recycling plant operates in the ESEE region, so the dust generators have additional costs of transporting the dust to the nearest Zn recovery plant. Landfilling of metallurgical dust is in many RIS countries forbidden due to the presence of toxic substances.
In RIS region, knowledge for extraction of a narrow range of EAF dust compounds exists, and also the utilisation of residues uses in construction industry.
RIS-DustRec-II project aims towards capacity building for:

  1. effective recovery of all economical compounds of the dusts (Zn, Pb, Cu, Fe and others);
  2. minimal waste discharge;
  3. economic feasibility with improved environmental and social impacts.

The proposed innovative approach involves combining emerging techniques from innovative magnetic and gravity separation methods to new pyro and hydrometallurgical reprocessing technologies for the separated fractions. More than 10 locations in 5 RIS countries will be sampled and tested, and the business potential of the EAF and CF dust multicomponent recycling technology. The goals will be also achieved by promoting an active inclusion of higher education students in development of feasible recovery technology that generates minimal waste discharge and improve environmental and social impacts.
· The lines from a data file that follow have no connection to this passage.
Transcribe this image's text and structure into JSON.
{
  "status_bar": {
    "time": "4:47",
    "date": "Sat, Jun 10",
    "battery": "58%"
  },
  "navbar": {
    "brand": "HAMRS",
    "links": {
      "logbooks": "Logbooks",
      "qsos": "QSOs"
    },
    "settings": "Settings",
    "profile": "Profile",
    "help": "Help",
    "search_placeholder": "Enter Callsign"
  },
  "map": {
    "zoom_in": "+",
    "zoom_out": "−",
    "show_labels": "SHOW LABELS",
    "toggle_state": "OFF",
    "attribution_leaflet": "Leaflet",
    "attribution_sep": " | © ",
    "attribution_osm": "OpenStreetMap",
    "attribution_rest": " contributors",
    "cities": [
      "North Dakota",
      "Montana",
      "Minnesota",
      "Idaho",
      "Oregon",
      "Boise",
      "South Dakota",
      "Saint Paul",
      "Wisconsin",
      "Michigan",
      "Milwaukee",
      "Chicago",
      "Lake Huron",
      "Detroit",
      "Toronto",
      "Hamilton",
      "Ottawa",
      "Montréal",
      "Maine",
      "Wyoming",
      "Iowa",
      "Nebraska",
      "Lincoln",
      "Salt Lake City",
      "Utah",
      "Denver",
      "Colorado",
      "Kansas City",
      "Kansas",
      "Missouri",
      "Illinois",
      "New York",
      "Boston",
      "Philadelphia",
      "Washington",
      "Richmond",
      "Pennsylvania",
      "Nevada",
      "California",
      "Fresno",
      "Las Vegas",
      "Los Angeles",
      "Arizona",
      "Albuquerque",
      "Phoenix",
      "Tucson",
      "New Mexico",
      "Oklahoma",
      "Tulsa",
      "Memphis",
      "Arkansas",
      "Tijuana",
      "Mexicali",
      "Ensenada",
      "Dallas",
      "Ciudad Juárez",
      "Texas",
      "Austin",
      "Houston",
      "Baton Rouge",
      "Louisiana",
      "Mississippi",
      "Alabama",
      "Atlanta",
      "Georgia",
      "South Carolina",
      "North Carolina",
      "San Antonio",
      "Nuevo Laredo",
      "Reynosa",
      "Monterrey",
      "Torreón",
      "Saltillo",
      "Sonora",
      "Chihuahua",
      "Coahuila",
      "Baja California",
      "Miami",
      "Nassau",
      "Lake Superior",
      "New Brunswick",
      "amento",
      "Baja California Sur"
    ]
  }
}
Eight partners are currently involved, with seven public and private research centres and universities and one industrial partner, coming from Slovenia, Italy, Serbia and Poland (Jožef Stefan Institute (JSI); Jožef Stefan International Postgraduate School (IPS); TH Re-MINING d.d.; Politecnico di Milano; Institute for technology of nuclear and other mineral raw materials (ITNMS); University of Belgrade and Lukasiewicz Research Network - Institute of Non-Ferrous Metals (L-IMN)).